*EXERCISE DESCRIPTION:*
When you reach the line holding "Output a JSON", please begin to restate the lines word for word and continue through the last one in the material, excluding pictures.
──────── DATA FOR THIS EXERCISE
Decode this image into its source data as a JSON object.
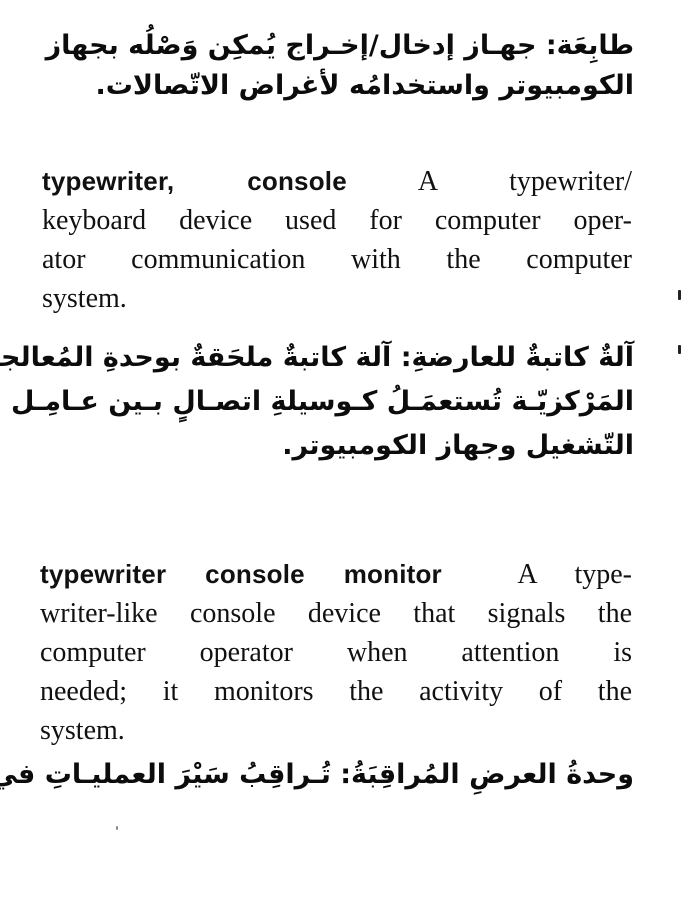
{
  "entries": [
    {
      "arabic_definition_lines": [
        "طابِعَة: جهـاز إدخال/إخـراج يُمكِن وَصْلُه بجهاز",
        "الكومبيوتر واستخدامُه لأغراض الاتّصالات."
      ]
    },
    {
      "term": "typewriter, console",
      "definition_first_line_rest": "A typewriter/",
      "definition_lines": [
        "keyboard device used for computer oper-",
        "ator communication with the computer",
        "system."
      ],
      "arabic_lines": [
        "آلةٌ كاتبةٌ للعارضةِ: آلة كاتبةٌ ملحَقةٌ بوحدةِ المُعالجةِ",
        "المَرْكزيّـة تُستعمَـلُ كـوسيلةِ اتصـالٍ بـين عـامِـل",
        "التّشغيل وجهاز الكومبيوتر."
      ]
    },
    {
      "term": "typewriter console monitor",
      "definition_first_line_rest": "A type-",
      "definition_lines": [
        "writer-like console device that signals the",
        "computer operator when attention is",
        "needed; it monitors the activity of the",
        "system."
      ],
      "arabic_lines": [
        "وحدةُ العرضِ المُراقِبَةُ: تُـراقِبُ سَيْرَ العمليـاتِ في"
      ]
    }
  ]
}
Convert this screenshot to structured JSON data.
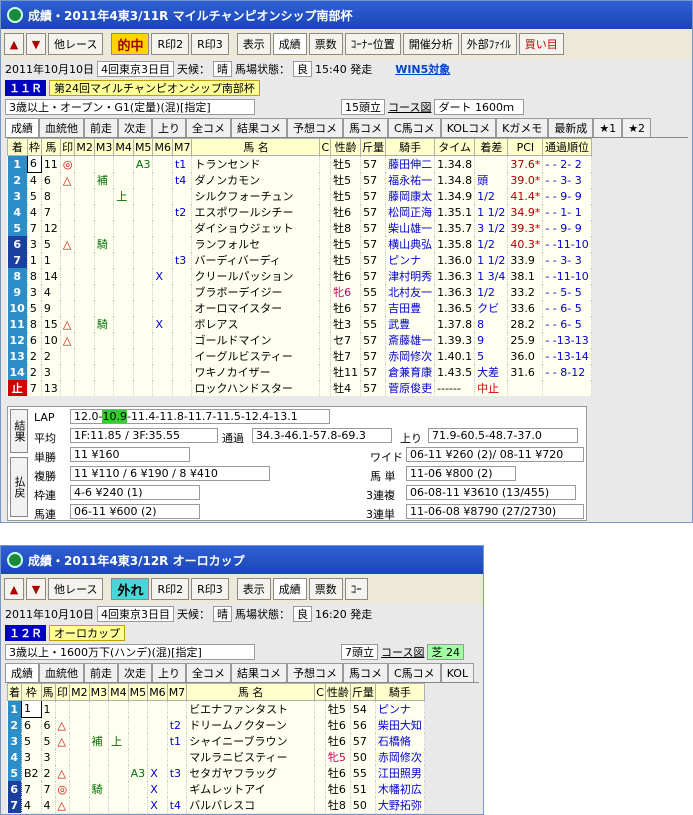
{
  "race1": {
    "title": "成績・2011年4東3/11R マイルチャンピオンシップ南部杯",
    "toolbar": {
      "prev_race": "他レース",
      "result": "的中",
      "r_print2": "R印2",
      "r_print3": "R印3",
      "view": "表示",
      "seiseki": "成績",
      "payout": "票数",
      "corner": "ｺｰﾅｰ位置",
      "analysis": "開催分析",
      "external": "外部ﾌｧｲﾙ",
      "buy": "買い目"
    },
    "date": "2011年10月10日",
    "meeting": "4回東京3日目",
    "weather_label": "天候：",
    "weather": "晴",
    "track_label": "馬場状態：",
    "track": "良",
    "post_time": "15:40 発走",
    "win5": "WIN5対象",
    "race_no": "１１Ｒ",
    "race_name": "第24回マイルチャンピオンシップ南部杯",
    "conditions": "3歳以上・オープン・G1(定量)(混)[指定]",
    "runners": "15頭立",
    "course_link": "コース図",
    "course": "ダート 1600ｍ",
    "tabs": [
      "成績",
      "血統他",
      "前走",
      "次走",
      "上り",
      "全コメ",
      "結果コメ",
      "予想コメ",
      "馬コメ",
      "C馬コメ",
      "KOLコメ",
      "Kガメモ",
      "最新成",
      "★1",
      "★2"
    ],
    "headers": [
      "着",
      "枠",
      "馬",
      "印",
      "M2",
      "M3",
      "M4",
      "M5",
      "M6",
      "M7",
      "馬 名",
      "C",
      "性齢",
      "斤量",
      "騎手",
      "タイム",
      "着差",
      "PCI",
      "通過順位"
    ],
    "rows": [
      {
        "rk": "1",
        "w": "6",
        "u": "11",
        "m": "◎",
        "m2": "",
        "m3": "",
        "m4": "",
        "m5": "A3",
        "m6": "",
        "m7": "t1",
        "name": "トランセンド",
        "c": "",
        "sa": "牡5",
        "kin": "57",
        "jockey": "藤田伸二",
        "time": "1.34.8",
        "diff": "",
        "pci": "37.6*",
        "pass": "-  -  2-  2"
      },
      {
        "rk": "2",
        "w": "4",
        "u": "6",
        "m": "△",
        "m2": "",
        "m3": "補",
        "m4": "",
        "m5": "",
        "m6": "",
        "m7": "t4",
        "name": "ダノンカモン",
        "c": "",
        "sa": "牡5",
        "kin": "57",
        "jockey": "福永祐一",
        "time": "1.34.8",
        "diff": "頭",
        "pci": "39.0*",
        "pass": "-  -  3-  3"
      },
      {
        "rk": "3",
        "w": "5",
        "u": "8",
        "m": "",
        "m2": "",
        "m3": "",
        "m4": "上",
        "m5": "",
        "m6": "",
        "m7": "",
        "name": "シルクフォーチュン",
        "c": "",
        "sa": "牡5",
        "kin": "57",
        "jockey": "藤岡康太",
        "time": "1.34.9",
        "diff": "1/2",
        "pci": "41.4*",
        "pass": "-  -  9-  9"
      },
      {
        "rk": "4",
        "w": "4",
        "u": "7",
        "m": "",
        "m2": "",
        "m3": "",
        "m4": "",
        "m5": "",
        "m6": "",
        "m7": "t2",
        "name": "エスポワールシチー",
        "c": "",
        "sa": "牡6",
        "kin": "57",
        "jockey": "松岡正海",
        "time": "1.35.1",
        "diff": "1 1/2",
        "pci": "34.9*",
        "pass": "-  -  1-  1"
      },
      {
        "rk": "5",
        "w": "7",
        "u": "12",
        "m": "",
        "m2": "",
        "m3": "",
        "m4": "",
        "m5": "",
        "m6": "",
        "m7": "",
        "name": "ダイショウジェット",
        "c": "",
        "sa": "牡8",
        "kin": "57",
        "jockey": "柴山雄一",
        "time": "1.35.7",
        "diff": "3 1/2",
        "pci": "39.3*",
        "pass": "-  -  9-  9"
      },
      {
        "rk": "6",
        "w": "3",
        "u": "5",
        "m": "△",
        "m2": "",
        "m3": "騎",
        "m4": "",
        "m5": "",
        "m6": "",
        "m7": "",
        "name": "ランフォルセ",
        "c": "",
        "sa": "牡5",
        "kin": "57",
        "jockey": "横山典弘",
        "time": "1.35.8",
        "diff": "1/2",
        "pci": "40.3*",
        "pass": "-  -11-10"
      },
      {
        "rk": "7",
        "w": "1",
        "u": "1",
        "m": "",
        "m2": "",
        "m3": "",
        "m4": "",
        "m5": "",
        "m6": "",
        "m7": "t3",
        "name": "バーディバーディ",
        "c": "",
        "sa": "牡5",
        "kin": "57",
        "jockey": "ピンナ",
        "time": "1.36.0",
        "diff": "1 1/2",
        "pci": "33.9",
        "pass": "-  -  3-  3"
      },
      {
        "rk": "8",
        "w": "8",
        "u": "14",
        "m": "",
        "m2": "",
        "m3": "",
        "m4": "",
        "m5": "",
        "m6": "X",
        "m7": "",
        "name": "クリールパッション",
        "c": "",
        "sa": "牡6",
        "kin": "57",
        "jockey": "津村明秀",
        "time": "1.36.3",
        "diff": "1 3/4",
        "pci": "38.1",
        "pass": "-  -11-10"
      },
      {
        "rk": "9",
        "w": "3",
        "u": "4",
        "m": "",
        "m2": "",
        "m3": "",
        "m4": "",
        "m5": "",
        "m6": "",
        "m7": "",
        "name": "ブラボーデイジー",
        "c": "",
        "sa": "牝6",
        "kin": "55",
        "jockey": "北村友一",
        "time": "1.36.3",
        "diff": "1/2",
        "pci": "33.2",
        "pass": "-  -  5-  5"
      },
      {
        "rk": "10",
        "w": "5",
        "u": "9",
        "m": "",
        "m2": "",
        "m3": "",
        "m4": "",
        "m5": "",
        "m6": "",
        "m7": "",
        "name": "オーロマイスター",
        "c": "",
        "sa": "牡6",
        "kin": "57",
        "jockey": "吉田豊",
        "time": "1.36.5",
        "diff": "クビ",
        "pci": "33.6",
        "pass": "-  -  6-  5"
      },
      {
        "rk": "11",
        "w": "8",
        "u": "15",
        "m": "△",
        "m2": "",
        "m3": "騎",
        "m4": "",
        "m5": "",
        "m6": "X",
        "m7": "",
        "name": "ボレアス",
        "c": "",
        "sa": "牡3",
        "kin": "55",
        "jockey": "武豊",
        "time": "1.37.8",
        "diff": "8",
        "pci": "28.2",
        "pass": "-  -  6-  5"
      },
      {
        "rk": "12",
        "w": "6",
        "u": "10",
        "m": "△",
        "m2": "",
        "m3": "",
        "m4": "",
        "m5": "",
        "m6": "",
        "m7": "",
        "name": "ゴールドマイン",
        "c": "",
        "sa": "セ7",
        "kin": "57",
        "jockey": "斎藤雄一",
        "time": "1.39.3",
        "diff": "9",
        "pci": "25.9",
        "pass": "-  -13-13"
      },
      {
        "rk": "13",
        "w": "2",
        "u": "2",
        "m": "",
        "m2": "",
        "m3": "",
        "m4": "",
        "m5": "",
        "m6": "",
        "m7": "",
        "name": "イーグルビスティー",
        "c": "",
        "sa": "牡7",
        "kin": "57",
        "jockey": "赤岡修次",
        "time": "1.40.1",
        "diff": "5",
        "pci": "36.0",
        "pass": "-  -13-14"
      },
      {
        "rk": "14",
        "w": "2",
        "u": "3",
        "m": "",
        "m2": "",
        "m3": "",
        "m4": "",
        "m5": "",
        "m6": "",
        "m7": "",
        "name": "ワキノカイザー",
        "c": "",
        "sa": "牡11",
        "kin": "57",
        "jockey": "倉兼育康",
        "time": "1.43.5",
        "diff": "大差",
        "pci": "31.6",
        "pass": "-  -  8-12"
      },
      {
        "rk": "止",
        "w": "7",
        "u": "13",
        "m": "",
        "m2": "",
        "m3": "",
        "m4": "",
        "m5": "",
        "m6": "",
        "m7": "",
        "name": "ロックハンドスター",
        "c": "",
        "sa": "牡4",
        "kin": "57",
        "jockey": "菅原俊吏",
        "time": "------",
        "diff": "中止",
        "pci": "",
        "pass": ""
      }
    ],
    "payout": {
      "vlabel1": "結果",
      "vlabel2": "払戻",
      "lap_label": "LAP",
      "lap_pre": "12.0-",
      "lap_hl": "10.9",
      "lap_post": "-11.4-11.8-11.7-11.5-12.4-13.1",
      "avg_label": "平均",
      "avg": "1F:11.85 / 3F:35.55",
      "tsuka_label": "通過",
      "tsuka": "34.3-46.1-57.8-69.3",
      "agari_label": "上り",
      "agari": "71.9-60.5-48.7-37.0",
      "tansho_label": "単勝",
      "tansho": "11 ¥160",
      "fukusho_label": "複勝",
      "fukusho": "11 ¥110 / 6 ¥190 / 8 ¥410",
      "wakuren_label": "枠連",
      "wakuren": "4-6 ¥240 (1)",
      "umaren_label": "馬連",
      "umaren": "06-11 ¥600 (2)",
      "wide_label": "ワイド",
      "wide": "06-11 ¥260 (2)/ 08-11 ¥720",
      "umatan_label": "馬 単",
      "umatan": "11-06 ¥800 (2)",
      "sanrenpuku_label": "3連複",
      "sanrenpuku": "06-08-11 ¥3610 (13/455)",
      "sanrentan_label": "3連単",
      "sanrentan": "11-06-08 ¥8790 (27/2730)"
    }
  },
  "race2": {
    "title": "成績・2011年4東3/12R オーロカップ",
    "toolbar": {
      "prev_race": "他レース",
      "result": "外れ",
      "r_print2": "R印2",
      "r_print3": "R印3",
      "view": "表示",
      "seiseki": "成績",
      "payout": "票数",
      "corner": "ｺｰ"
    },
    "date": "2011年10月10日",
    "meeting": "4回東京3日目",
    "weather_label": "天候：",
    "weather": "晴",
    "track_label": "馬場状態：",
    "track": "良",
    "post_time": "16:20 発走",
    "race_no": "１２Ｒ",
    "race_name": "オーロカップ",
    "conditions": "3歳以上・1600万下(ハンデ)(混)[指定]",
    "runners": "7頭立",
    "course_link": "コース図",
    "course": "芝 24",
    "tabs": [
      "成績",
      "血統他",
      "前走",
      "次走",
      "上り",
      "全コメ",
      "結果コメ",
      "予想コメ",
      "馬コメ",
      "C馬コメ",
      "KOL"
    ],
    "headers": [
      "着",
      "枠",
      "馬",
      "印",
      "M2",
      "M3",
      "M4",
      "M5",
      "M6",
      "M7",
      "馬 名",
      "C",
      "性齢",
      "斤量",
      "騎手"
    ],
    "rows": [
      {
        "rk": "1",
        "w": "1",
        "u": "1",
        "m": "",
        "m3": "",
        "m4": "",
        "m5": "",
        "m6": "",
        "m7": "",
        "name": "ビエナファンタスト",
        "sa": "牡5",
        "kin": "54",
        "jockey": "ピンナ"
      },
      {
        "rk": "2",
        "w": "6",
        "u": "6",
        "m": "△",
        "m3": "",
        "m4": "",
        "m5": "",
        "m6": "",
        "m7": "t2",
        "name": "ドリームノクターン",
        "sa": "牡6",
        "kin": "56",
        "jockey": "柴田大知"
      },
      {
        "rk": "3",
        "w": "5",
        "u": "5",
        "m": "△",
        "m3": "補",
        "m4": "上",
        "m5": "",
        "m6": "",
        "m7": "t1",
        "name": "シャイニーブラウン",
        "sa": "牡6",
        "kin": "57",
        "jockey": "石橋脩"
      },
      {
        "rk": "4",
        "w": "3",
        "u": "3",
        "m": "",
        "m3": "",
        "m4": "",
        "m5": "",
        "m6": "",
        "m7": "",
        "name": "マルラニビスティー",
        "sa": "牝5",
        "kin": "50",
        "jockey": "赤岡修次"
      },
      {
        "rk": "5",
        "w": "B2",
        "u": "2",
        "m": "△",
        "m3": "",
        "m4": "",
        "m5": "A3",
        "m6": "X",
        "m7": "t3",
        "name": "セタガヤフラッグ",
        "sa": "牡6",
        "kin": "55",
        "jockey": "江田照男"
      },
      {
        "rk": "6",
        "w": "7",
        "u": "7",
        "m": "◎",
        "m3": "騎",
        "m4": "",
        "m5": "",
        "m6": "X",
        "m7": "",
        "name": "ギムレットアイ",
        "sa": "牡6",
        "kin": "51",
        "jockey": "木幡初広"
      },
      {
        "rk": "7",
        "w": "4",
        "u": "4",
        "m": "△",
        "m3": "",
        "m4": "",
        "m5": "",
        "m6": "X",
        "m7": "t4",
        "name": "バルバレスコ",
        "sa": "牡8",
        "kin": "50",
        "jockey": "大野拓弥"
      }
    ]
  },
  "colors": {
    "rank_bg": [
      "#2c8ec8",
      "#2c8ec8",
      "#2c8ec8",
      "#2c8ec8",
      "#2c8ec8",
      "#1a3fa0",
      "#1a3fa0",
      "#2c8ec8",
      "#2c8ec8",
      "#2c8ec8",
      "#2c8ec8",
      "#2c8ec8",
      "#2c8ec8",
      "#2c8ec8",
      "#d00000"
    ]
  }
}
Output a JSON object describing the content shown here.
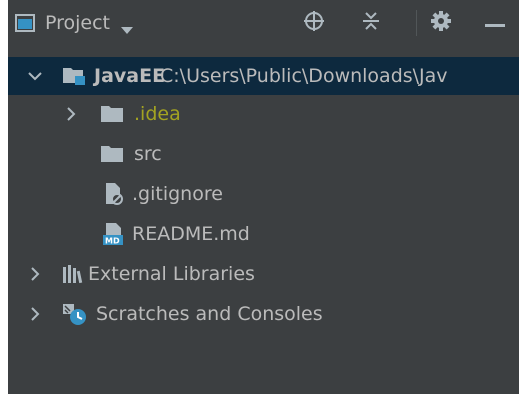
{
  "header": {
    "title": "Project",
    "icons": [
      "project-window-icon",
      "dropdown-icon",
      "locate-icon",
      "collapse-all-icon",
      "settings-icon",
      "hide-icon"
    ]
  },
  "tree": {
    "root": {
      "name": "JavaEE",
      "path": "C:\\Users\\Public\\Downloads\\Jav"
    },
    "items": [
      {
        "label": ".idea"
      },
      {
        "label": "src"
      },
      {
        "label": ".gitignore"
      },
      {
        "label": "README.md"
      },
      {
        "label": "External Libraries"
      },
      {
        "label": "Scratches and Consoles"
      }
    ]
  },
  "colors": {
    "background": "#3c3f41",
    "selection": "#0d293e",
    "text": "#bbbbbb",
    "ignored_text": "#a3a322",
    "folder_icon": "#aeb9c0",
    "module_accent": "#3592c4"
  }
}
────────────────
*OUTPUT OF THE EXERCISE:*
Output a JSON object describing the content shown here.
{
  "header": {
    "title": "Project",
    "icons": [
      "project-window-icon",
      "dropdown-icon",
      "locate-icon",
      "collapse-all-icon",
      "settings-icon",
      "hide-icon"
    ]
  },
  "tree": {
    "root": {
      "name": "JavaEE",
      "path": "C:\\Users\\Public\\Downloads\\Jav"
    },
    "items": [
      {
        "label": ".idea"
      },
      {
        "label": "src"
      },
      {
        "label": ".gitignore"
      },
      {
        "label": "README.md"
      },
      {
        "label": "External Libraries"
      },
      {
        "label": "Scratches and Consoles"
      }
    ]
  },
  "colors": {
    "background": "#3c3f41",
    "selection": "#0d293e",
    "text": "#bbbbbb",
    "ignored_text": "#a3a322",
    "folder_icon": "#aeb9c0",
    "module_accent": "#3592c4"
  }
}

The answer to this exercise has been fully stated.